Equipment and Solutions

Forklift Mast Types  

Jungheinrich electric Forklift on a dock

A forklift’s mast performs the actual lifting of a load. Also referred to as an upright, the mast is a vertical component on the front of a machine that raises loads to specified heights. It elevates and shifts horizontally through hydraulic displacement and lowers via the force of gravity.

Forklift Mast Components and Other Important Terms

There are several common types of forklift masts, all of which have multiple parts critical to their operation. The primary components include:

  • Nested rails: Nested rails, also known as channels, allow the mast to extend to its maximum height and lower to its collapsed height. They move vertically using hydraulic power from the lift cylinder.
  • Forks: The forks come in various designs, sizes and shapes. They attach to the carriage and extend outward from the machine. Forks come in direct contact with the bottom of the load.
  • Carriage: The carriage is a steel frame that houses the forks and connects to the machine by the lift chains.
  • Lift chains: A mast chain attaches to the carriage and extends up and over a chain wheel that acts as a pulley. The chain connects to a boss mounted to the inner mast rail. When the rails raise, the chains do as well, allowing the carriage and the forks to rise.
  • Load backrest: The load backrest mounts to the carriage and contains the load when in motion. It also protects the mast, lift cylinders and other components.
  • Sideshifter: This hydraulically powered mechanism allows the carriage to maneuver side to side. It improves the machine’s efficiency by shifting a load horizontally without moving the forklift. 

Different types of masts have a set of functions unique to their performance. Before buying or renting a forklift, you should become familiar with the mast features to determine which type is best for your application. Some of the critical factors to consider are:

  • Lift height: The lift height is the maximum fork height. This measurement tells you how far the forks can elevate with the mast fully extended.
  • Free lift: Free lift is the maximum height the forks can achieve before the mast rises. Free lifting is critical in areas with restricted overhead clearance. A mast without a free lift feature will move upwards as soon as the forks lift.
  • Collapsed height: The collapsed height is the distance from the floor to the top of the mast when the forks are touching the ground.
  • Extended height: The extended height measures the distance from the floor to the top of the mast at the maximum fork height.

The 3 Most Common Forklift Mast Types

Understanding the different forklift masts and their functions is critical when choosing a machine for your operation. Three main types of masts offer various features and capabilities that benefit many applications.

Single-Stage Mast

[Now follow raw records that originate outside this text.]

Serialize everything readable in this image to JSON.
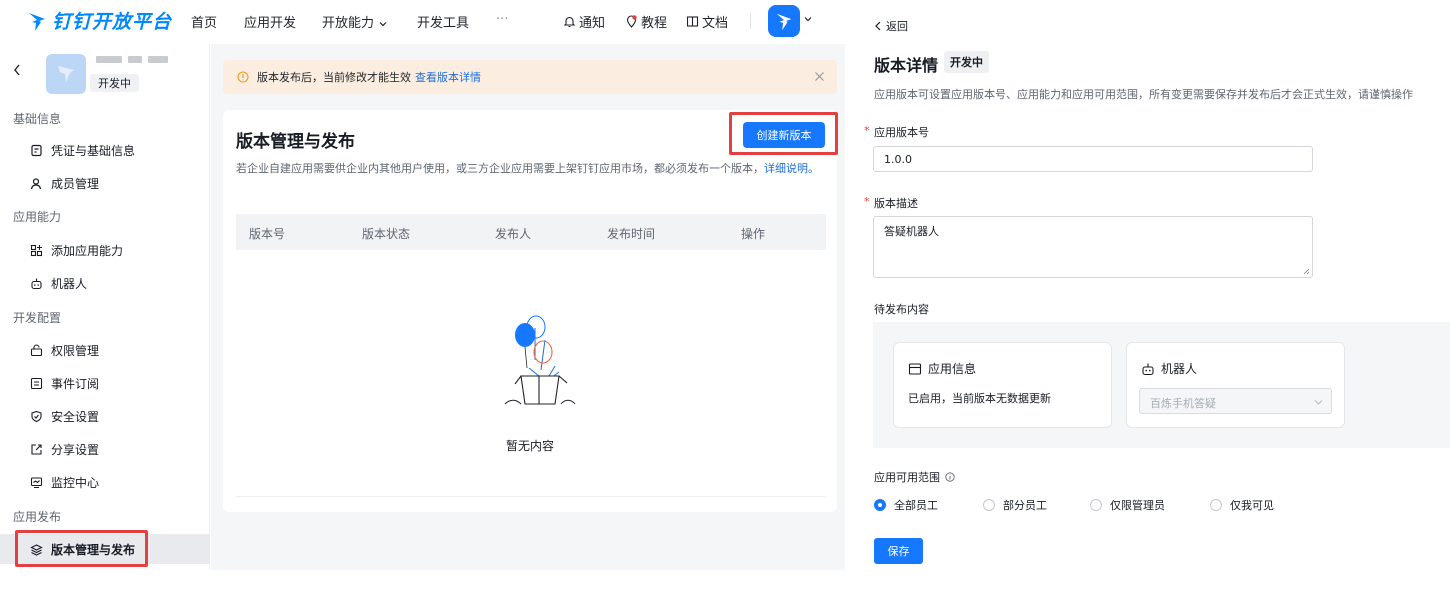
{
  "colors": {
    "brand": "#0089ff",
    "primary": "#1677ff",
    "highlight": "#e34141",
    "notice_bg": "#fbeee0"
  },
  "topbar": {
    "logo_text": "钉钉开放平台",
    "nav": [
      "首页",
      "应用开发",
      "开放能力",
      "开发工具",
      "···"
    ],
    "right": {
      "notify": "通知",
      "tutorial": "教程",
      "docs": "文档"
    }
  },
  "sidebar": {
    "app_status": "开发中",
    "sections": [
      {
        "title": "基础信息",
        "items": [
          {
            "label": "凭证与基础信息",
            "icon": "credential-icon"
          },
          {
            "label": "成员管理",
            "icon": "member-icon"
          }
        ]
      },
      {
        "title": "应用能力",
        "items": [
          {
            "label": "添加应用能力",
            "icon": "grid-add-icon"
          },
          {
            "label": "机器人",
            "icon": "robot-icon"
          }
        ]
      },
      {
        "title": "开发配置",
        "items": [
          {
            "label": "权限管理",
            "icon": "permission-icon"
          },
          {
            "label": "事件订阅",
            "icon": "event-icon"
          },
          {
            "label": "安全设置",
            "icon": "shield-icon"
          },
          {
            "label": "分享设置",
            "icon": "share-icon"
          },
          {
            "label": "监控中心",
            "icon": "monitor-icon"
          }
        ]
      },
      {
        "title": "应用发布",
        "items": [
          {
            "label": "版本管理与发布",
            "icon": "layers-icon"
          }
        ]
      }
    ]
  },
  "notice": {
    "text": "版本发布后，当前修改才能生效",
    "link": "查看版本详情"
  },
  "version_card": {
    "title": "版本管理与发布",
    "create_button": "创建新版本",
    "desc": "若企业自建应用需要供企业内其他用户使用，或三方企业应用需要上架钉钉应用市场，都必须发布一个版本，",
    "desc_link": "详细说明。",
    "columns": [
      "版本号",
      "版本状态",
      "发布人",
      "发布时间",
      "操作"
    ],
    "empty_text": "暂无内容"
  },
  "detail": {
    "back_label": "返回",
    "title": "版本详情",
    "status": "开发中",
    "desc": "应用版本可设置应用版本号、应用能力和应用可用范围，所有变更需要保存并发布后才会正式生效，请谨慎操作",
    "version_label": "应用版本号",
    "version_value": "1.0.0",
    "description_label": "版本描述",
    "description_value": "答疑机器人",
    "pending_label": "待发布内容",
    "app_info_card": {
      "title": "应用信息",
      "text": "已启用，当前版本无数据更新"
    },
    "robot_card": {
      "title": "机器人",
      "select_value": "百炼手机答疑"
    },
    "scope_label": "应用可用范围",
    "scope_options": [
      "全部员工",
      "部分员工",
      "仅限管理员",
      "仅我可见"
    ],
    "scope_selected": "全部员工",
    "save_button": "保存"
  }
}
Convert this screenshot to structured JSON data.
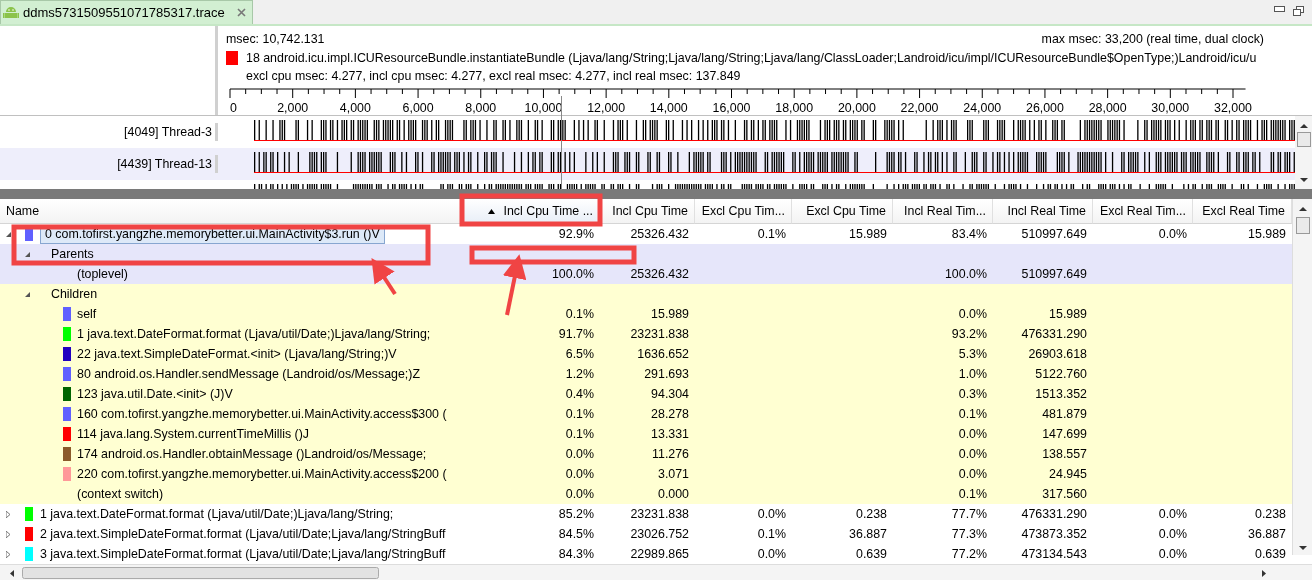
{
  "tab": {
    "title": "ddms5731509551071785317.trace",
    "selected": true
  },
  "timeline": {
    "msec": "msec: 10,742.131",
    "max_msec": "max msec: 33,200 (real time, dual clock)",
    "method": {
      "color": "#ff0000",
      "label": "18 android.icu.impl.ICUResourceBundle.instantiateBundle (Ljava/lang/String;Ljava/lang/String;Ljava/lang/ClassLoader;Landroid/icu/impl/ICUResourceBundle$OpenType;)Landroid/icu/u"
    },
    "stats": "excl cpu msec: 4.277, incl cpu msec: 4.277, excl real msec: 4.277, incl real msec: 137.849",
    "ruler_labels": [
      "0",
      "2,000",
      "4,000",
      "6,000",
      "8,000",
      "10,000",
      "12,000",
      "14,000",
      "16,000",
      "18,000",
      "20,000",
      "22,000",
      "24,000",
      "26,000",
      "28,000",
      "30,000",
      "32,000"
    ],
    "threads": [
      {
        "label": "[4049] Thread-3",
        "selected": false
      },
      {
        "label": "[4439] Thread-13",
        "selected": true
      },
      {
        "selected": false
      }
    ]
  },
  "table": {
    "name_column": {
      "label": "Name"
    },
    "columns": [
      {
        "label": "Incl Cpu Time ...",
        "sorted": true
      },
      {
        "label": "Incl Cpu Time"
      },
      {
        "label": "Excl Cpu Tim..."
      },
      {
        "label": "Excl Cpu Time"
      },
      {
        "label": "Incl Real Tim..."
      },
      {
        "label": "Incl Real Time"
      },
      {
        "label": "Excl Real Tim..."
      },
      {
        "label": "Excl Real Time"
      }
    ],
    "rows": [
      {
        "name": "0 com.tofirst.yangzhe.memorybetter.ui.MainActivity$3.run ()V",
        "color": "#6060ff",
        "selected": true,
        "expanded": true,
        "cells": [
          "92.9%",
          "25326.432",
          "0.1%",
          "15.989",
          "83.4%",
          "510997.649",
          "0.0%",
          "15.989"
        ],
        "children": [
          {
            "kind": "parents",
            "name": "Parents",
            "expanded": true,
            "children": [
              {
                "name": "(toplevel)",
                "cells": [
                  "100.0%",
                  "25326.432",
                  null,
                  null,
                  "100.0%",
                  "510997.649",
                  null,
                  null
                ]
              }
            ]
          },
          {
            "kind": "children",
            "name": "Children",
            "expanded": true,
            "children": [
              {
                "name": "self",
                "color": "#6060ff",
                "cells": [
                  "0.1%",
                  "15.989",
                  null,
                  null,
                  "0.0%",
                  "15.989",
                  null,
                  null
                ]
              },
              {
                "name": "1 java.text.DateFormat.format (Ljava/util/Date;)Ljava/lang/String;",
                "color": "#00ff00",
                "cells": [
                  "91.7%",
                  "23231.838",
                  null,
                  null,
                  "93.2%",
                  "476331.290",
                  null,
                  null
                ]
              },
              {
                "name": "22 java.text.SimpleDateFormat.<init> (Ljava/lang/String;)V",
                "color": "#2000c0",
                "cells": [
                  "6.5%",
                  "1636.652",
                  null,
                  null,
                  "5.3%",
                  "26903.618",
                  null,
                  null
                ]
              },
              {
                "name": "80 android.os.Handler.sendMessage (Landroid/os/Message;)Z",
                "color": "#6060ff",
                "cells": [
                  "1.2%",
                  "291.693",
                  null,
                  null,
                  "1.0%",
                  "5122.760",
                  null,
                  null
                ]
              },
              {
                "name": "123 java.util.Date.<init> (J)V",
                "color": "#006400",
                "cells": [
                  "0.4%",
                  "94.304",
                  null,
                  null,
                  "0.3%",
                  "1513.352",
                  null,
                  null
                ]
              },
              {
                "name": "160 com.tofirst.yangzhe.memorybetter.ui.MainActivity.access$300 (",
                "color": "#6060ff",
                "cells": [
                  "0.1%",
                  "28.278",
                  null,
                  null,
                  "0.1%",
                  "481.879",
                  null,
                  null
                ]
              },
              {
                "name": "114 java.lang.System.currentTimeMillis ()J",
                "color": "#ff0000",
                "cells": [
                  "0.1%",
                  "13.331",
                  null,
                  null,
                  "0.0%",
                  "147.699",
                  null,
                  null
                ]
              },
              {
                "name": "174 android.os.Handler.obtainMessage ()Landroid/os/Message;",
                "color": "#8b5a2b",
                "cells": [
                  "0.0%",
                  "11.276",
                  null,
                  null,
                  "0.0%",
                  "138.557",
                  null,
                  null
                ]
              },
              {
                "name": "220 com.tofirst.yangzhe.memorybetter.ui.MainActivity.access$200 (",
                "color": "#ff9999",
                "cells": [
                  "0.0%",
                  "3.071",
                  null,
                  null,
                  "0.0%",
                  "24.945",
                  null,
                  null
                ]
              },
              {
                "name": "(context switch)",
                "cells": [
                  "0.0%",
                  "0.000",
                  null,
                  null,
                  "0.1%",
                  "317.560",
                  null,
                  null
                ]
              }
            ]
          }
        ]
      },
      {
        "name": "1 java.text.DateFormat.format (Ljava/util/Date;)Ljava/lang/String;",
        "color": "#00ff00",
        "selected": false,
        "expanded": false,
        "cells": [
          "85.2%",
          "23231.838",
          "0.0%",
          "0.238",
          "77.7%",
          "476331.290",
          "0.0%",
          "0.238"
        ]
      },
      {
        "name": "2 java.text.SimpleDateFormat.format (Ljava/util/Date;Ljava/lang/StringBuff",
        "color": "#ff0000",
        "selected": false,
        "expanded": false,
        "cells": [
          "84.5%",
          "23026.752",
          "0.1%",
          "36.887",
          "77.3%",
          "473873.352",
          "0.0%",
          "36.887"
        ]
      },
      {
        "name": "3 java.text.SimpleDateFormat.format (Ljava/util/Date;Ljava/lang/StringBuff",
        "color": "#00ffff",
        "selected": false,
        "expanded": false,
        "cells": [
          "84.3%",
          "22989.865",
          "0.0%",
          "0.639",
          "77.2%",
          "473134.543",
          "0.0%",
          "0.639"
        ]
      }
    ]
  }
}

Also known as a simplex mast, a single-stage mast has just one channel with limited height capabilities. Free lift features are not available on these mast types. While they are economical and provide excellent visibility, single-stage masts are best suited for outdoor applications because of their lifting clearance restrictions.

Two-Stage Mast

A two-stage, or duplex, mast has two sections. The outer section is stationary and provides a free lift option, while the inner section elevates to raise the carriage. Two-stage masts offer excellent visibility and are ideal for applications with restricted heights, like trailers or boxcars.

Three-Stage Mast

A three-stage mast, known as a triplex, is the most popular because of its superior versatility. The outer rails provide the free lift feature similar to that of a two-stage mast. However, the two inner rails allow this version to achieve much greater lifting heights.

Forklifts with three-stage masts are beneficial in warehouse applications that use racks and stack to heights that exceed the two-stage maximums.

Though they are less common, a four-stage or quad mast type is available for operations needing unique lifting capabilities. Thanks to its four sets of moving rails, a four-stage mast provides the highest reach possible. Despite requiring extra caution due to the extensive heights, these machines work well for high stacking functions in specialized warehousing applications.

Determining the Right Type of Mast for Your Needs

When purchasing or renting a forklift, people often ignore the type of mast it features, focusing mainly on other factors like price, the tires, the condition and the number of hours instead. While all these factors are critical, having a lift with a mast that will work in your facility or application is vital to ensuring it performs as expected. Here are a few things to keep in mind when considering mast types:

  • Measure the collapsed height first. This measurement will tell you if a lift can function efficiently in your doorways, loading docks and aisleways.
  • Consider the maximum heights your machine needs to achieve in your operation, then add another 6 inches to allow ample clearance.
  • Consult an experienced forklift operator or a professional service provider to discuss any additional factors you may have missed.

Partnering With RAKA for All Your Forklift Requirements

The experts at RAKA are happy to answer any questions and help you decide on the perfect lift for your business. Once you have determined the best type of machine for your needs, we have a comprehensive forklift inventory for you to explore, whether you’re considering a rental or purchase. 

Contact us online today to learn more about the equipment and services we offer.